*** DATA TO USE ***
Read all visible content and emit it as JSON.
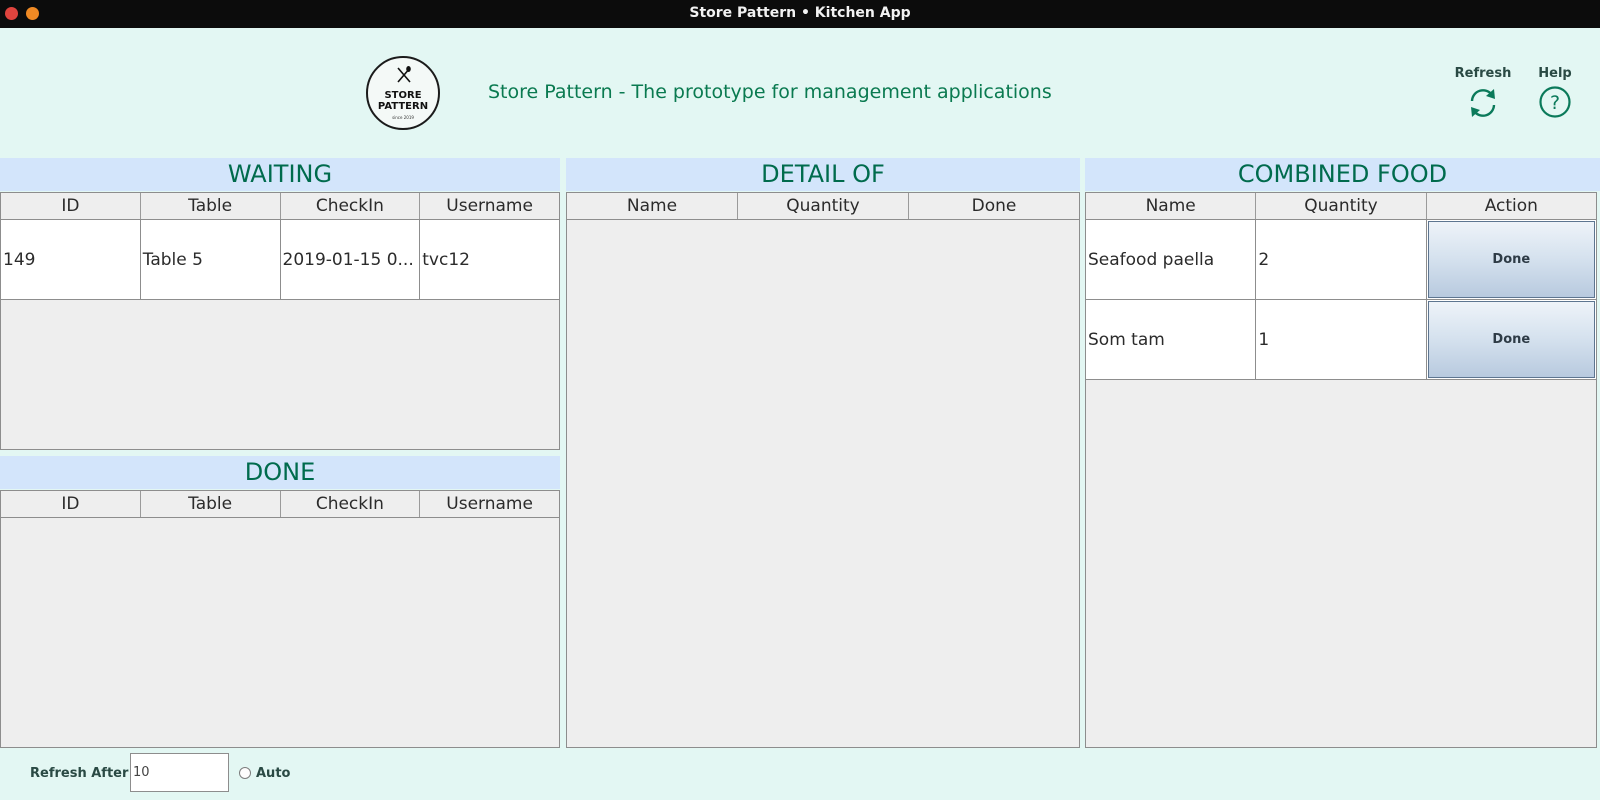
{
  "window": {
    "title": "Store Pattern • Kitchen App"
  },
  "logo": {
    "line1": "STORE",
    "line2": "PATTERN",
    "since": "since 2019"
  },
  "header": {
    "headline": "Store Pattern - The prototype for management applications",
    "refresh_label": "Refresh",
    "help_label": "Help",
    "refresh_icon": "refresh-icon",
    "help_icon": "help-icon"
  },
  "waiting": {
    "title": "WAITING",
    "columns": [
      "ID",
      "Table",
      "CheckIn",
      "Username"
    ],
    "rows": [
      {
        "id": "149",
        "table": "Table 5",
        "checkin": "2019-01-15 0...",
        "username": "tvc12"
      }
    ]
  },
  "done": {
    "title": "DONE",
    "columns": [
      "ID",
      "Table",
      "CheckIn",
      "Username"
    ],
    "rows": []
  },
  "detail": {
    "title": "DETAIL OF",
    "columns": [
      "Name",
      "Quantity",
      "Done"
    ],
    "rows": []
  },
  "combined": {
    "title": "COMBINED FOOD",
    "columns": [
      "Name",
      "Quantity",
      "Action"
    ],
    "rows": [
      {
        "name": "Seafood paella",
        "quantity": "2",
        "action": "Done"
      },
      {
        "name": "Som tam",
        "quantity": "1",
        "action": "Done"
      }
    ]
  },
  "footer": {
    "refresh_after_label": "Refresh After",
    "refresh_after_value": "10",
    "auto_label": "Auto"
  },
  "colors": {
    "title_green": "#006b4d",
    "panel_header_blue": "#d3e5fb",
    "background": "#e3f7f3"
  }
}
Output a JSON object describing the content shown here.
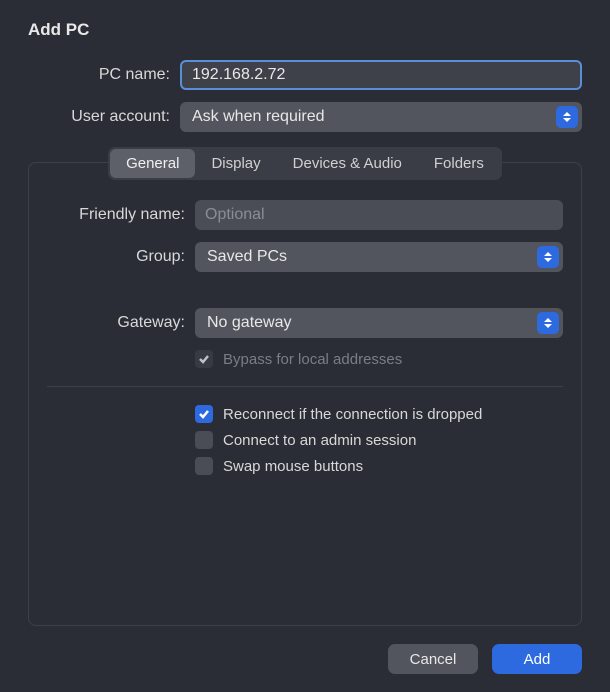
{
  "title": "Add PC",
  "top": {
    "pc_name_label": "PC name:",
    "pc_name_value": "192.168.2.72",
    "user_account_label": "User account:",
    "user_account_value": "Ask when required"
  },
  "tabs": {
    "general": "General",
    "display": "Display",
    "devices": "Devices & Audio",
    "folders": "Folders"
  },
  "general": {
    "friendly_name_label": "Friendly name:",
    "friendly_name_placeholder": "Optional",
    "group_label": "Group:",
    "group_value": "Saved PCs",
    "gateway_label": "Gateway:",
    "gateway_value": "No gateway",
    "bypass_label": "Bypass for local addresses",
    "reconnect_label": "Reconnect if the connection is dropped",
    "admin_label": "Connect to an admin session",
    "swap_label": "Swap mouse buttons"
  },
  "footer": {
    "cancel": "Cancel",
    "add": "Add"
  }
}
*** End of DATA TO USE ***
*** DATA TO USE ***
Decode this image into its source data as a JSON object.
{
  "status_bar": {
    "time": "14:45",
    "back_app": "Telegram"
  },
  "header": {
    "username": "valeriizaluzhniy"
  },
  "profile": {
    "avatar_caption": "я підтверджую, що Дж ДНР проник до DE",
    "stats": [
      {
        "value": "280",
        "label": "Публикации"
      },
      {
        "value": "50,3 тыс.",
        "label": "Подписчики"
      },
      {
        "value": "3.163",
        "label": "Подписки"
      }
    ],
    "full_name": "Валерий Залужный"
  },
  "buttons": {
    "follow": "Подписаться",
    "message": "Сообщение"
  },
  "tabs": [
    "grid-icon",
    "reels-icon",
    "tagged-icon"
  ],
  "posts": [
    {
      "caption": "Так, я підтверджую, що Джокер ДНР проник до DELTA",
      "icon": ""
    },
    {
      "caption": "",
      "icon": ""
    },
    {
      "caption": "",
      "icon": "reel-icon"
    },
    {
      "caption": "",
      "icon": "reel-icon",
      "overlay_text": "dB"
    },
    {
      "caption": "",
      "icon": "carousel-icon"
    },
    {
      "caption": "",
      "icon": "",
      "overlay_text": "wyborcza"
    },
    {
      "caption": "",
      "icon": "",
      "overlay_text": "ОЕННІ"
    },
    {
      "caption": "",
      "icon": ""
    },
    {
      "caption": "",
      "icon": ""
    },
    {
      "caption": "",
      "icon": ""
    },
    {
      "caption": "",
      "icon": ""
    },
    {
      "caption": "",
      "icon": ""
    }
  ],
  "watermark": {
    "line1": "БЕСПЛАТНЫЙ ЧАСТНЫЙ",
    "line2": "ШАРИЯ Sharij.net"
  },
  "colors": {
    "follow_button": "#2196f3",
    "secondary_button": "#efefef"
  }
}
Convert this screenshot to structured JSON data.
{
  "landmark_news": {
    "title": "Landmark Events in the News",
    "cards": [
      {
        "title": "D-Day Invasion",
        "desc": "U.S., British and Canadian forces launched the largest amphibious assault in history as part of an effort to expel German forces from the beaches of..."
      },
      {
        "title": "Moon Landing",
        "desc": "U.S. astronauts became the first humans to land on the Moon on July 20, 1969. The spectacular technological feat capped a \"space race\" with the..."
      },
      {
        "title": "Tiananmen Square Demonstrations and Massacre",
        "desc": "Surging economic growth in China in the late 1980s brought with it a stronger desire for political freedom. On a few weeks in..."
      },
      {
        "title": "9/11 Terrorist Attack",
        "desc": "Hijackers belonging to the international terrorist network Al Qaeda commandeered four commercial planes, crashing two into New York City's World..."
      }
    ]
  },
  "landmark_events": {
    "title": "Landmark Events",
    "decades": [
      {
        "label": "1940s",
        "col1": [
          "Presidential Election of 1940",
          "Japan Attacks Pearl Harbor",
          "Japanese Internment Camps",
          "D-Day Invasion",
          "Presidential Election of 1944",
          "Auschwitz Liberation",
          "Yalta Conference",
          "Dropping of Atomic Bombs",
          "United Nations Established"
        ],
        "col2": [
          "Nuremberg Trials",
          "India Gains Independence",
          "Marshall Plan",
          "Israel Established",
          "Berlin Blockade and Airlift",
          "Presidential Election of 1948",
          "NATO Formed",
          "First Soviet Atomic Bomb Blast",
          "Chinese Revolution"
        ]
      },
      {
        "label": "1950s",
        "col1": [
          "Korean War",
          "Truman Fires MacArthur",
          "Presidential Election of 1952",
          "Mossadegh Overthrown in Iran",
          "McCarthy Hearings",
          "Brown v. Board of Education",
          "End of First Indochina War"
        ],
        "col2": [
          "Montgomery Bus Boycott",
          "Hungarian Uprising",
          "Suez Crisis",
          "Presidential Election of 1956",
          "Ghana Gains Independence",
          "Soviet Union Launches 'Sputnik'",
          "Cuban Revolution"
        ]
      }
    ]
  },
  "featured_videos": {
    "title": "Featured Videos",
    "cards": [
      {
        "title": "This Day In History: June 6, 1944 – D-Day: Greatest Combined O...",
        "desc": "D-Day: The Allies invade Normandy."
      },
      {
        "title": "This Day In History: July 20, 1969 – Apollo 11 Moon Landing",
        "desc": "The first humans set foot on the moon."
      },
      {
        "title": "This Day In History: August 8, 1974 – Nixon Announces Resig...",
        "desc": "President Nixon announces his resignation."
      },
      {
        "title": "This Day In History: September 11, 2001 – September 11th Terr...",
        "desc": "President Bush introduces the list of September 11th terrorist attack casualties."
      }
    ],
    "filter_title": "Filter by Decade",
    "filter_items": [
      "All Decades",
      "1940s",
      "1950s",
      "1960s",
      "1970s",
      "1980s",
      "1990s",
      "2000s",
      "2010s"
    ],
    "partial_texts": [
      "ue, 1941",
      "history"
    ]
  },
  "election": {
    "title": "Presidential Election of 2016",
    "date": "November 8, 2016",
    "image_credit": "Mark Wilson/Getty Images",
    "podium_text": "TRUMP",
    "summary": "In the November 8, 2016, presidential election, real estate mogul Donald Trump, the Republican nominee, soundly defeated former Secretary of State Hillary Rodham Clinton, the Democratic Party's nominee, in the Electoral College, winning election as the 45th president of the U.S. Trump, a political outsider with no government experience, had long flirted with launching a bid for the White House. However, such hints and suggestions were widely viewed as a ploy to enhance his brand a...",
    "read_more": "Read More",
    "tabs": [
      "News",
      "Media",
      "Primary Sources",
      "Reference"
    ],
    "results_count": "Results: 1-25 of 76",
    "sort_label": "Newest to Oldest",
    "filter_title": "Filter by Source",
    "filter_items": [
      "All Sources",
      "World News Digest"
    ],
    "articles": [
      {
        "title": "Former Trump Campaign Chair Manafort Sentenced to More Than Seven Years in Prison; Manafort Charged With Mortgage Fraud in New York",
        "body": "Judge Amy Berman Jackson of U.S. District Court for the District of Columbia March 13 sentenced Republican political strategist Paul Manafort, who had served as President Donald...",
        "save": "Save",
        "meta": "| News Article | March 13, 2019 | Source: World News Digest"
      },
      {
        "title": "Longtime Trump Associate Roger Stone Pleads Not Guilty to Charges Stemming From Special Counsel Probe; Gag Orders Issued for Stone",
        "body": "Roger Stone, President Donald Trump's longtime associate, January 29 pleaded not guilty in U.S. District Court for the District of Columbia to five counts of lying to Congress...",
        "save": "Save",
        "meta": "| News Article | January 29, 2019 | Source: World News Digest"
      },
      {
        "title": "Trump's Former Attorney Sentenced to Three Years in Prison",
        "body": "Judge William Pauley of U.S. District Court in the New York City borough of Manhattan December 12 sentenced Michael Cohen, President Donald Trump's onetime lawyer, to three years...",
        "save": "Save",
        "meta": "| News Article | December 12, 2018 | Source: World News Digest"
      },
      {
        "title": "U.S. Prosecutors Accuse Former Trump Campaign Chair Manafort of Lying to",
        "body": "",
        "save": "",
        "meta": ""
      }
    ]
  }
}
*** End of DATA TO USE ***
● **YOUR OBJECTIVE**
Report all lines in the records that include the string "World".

● **THE COMPLETED TASK**
        "desc": "Hijackers belonging to the international terrorist network Al Qaeda commandeered four commercial planes, crashing two into New York City's World..."
      "World News Digest"
        "meta": "| News Article | March 13, 2019 | Source: World News Digest"
        "meta": "| News Article | January 29, 2019 | Source: World News Digest"
        "meta": "| News Article | December 12, 2018 | Source: World News Digest"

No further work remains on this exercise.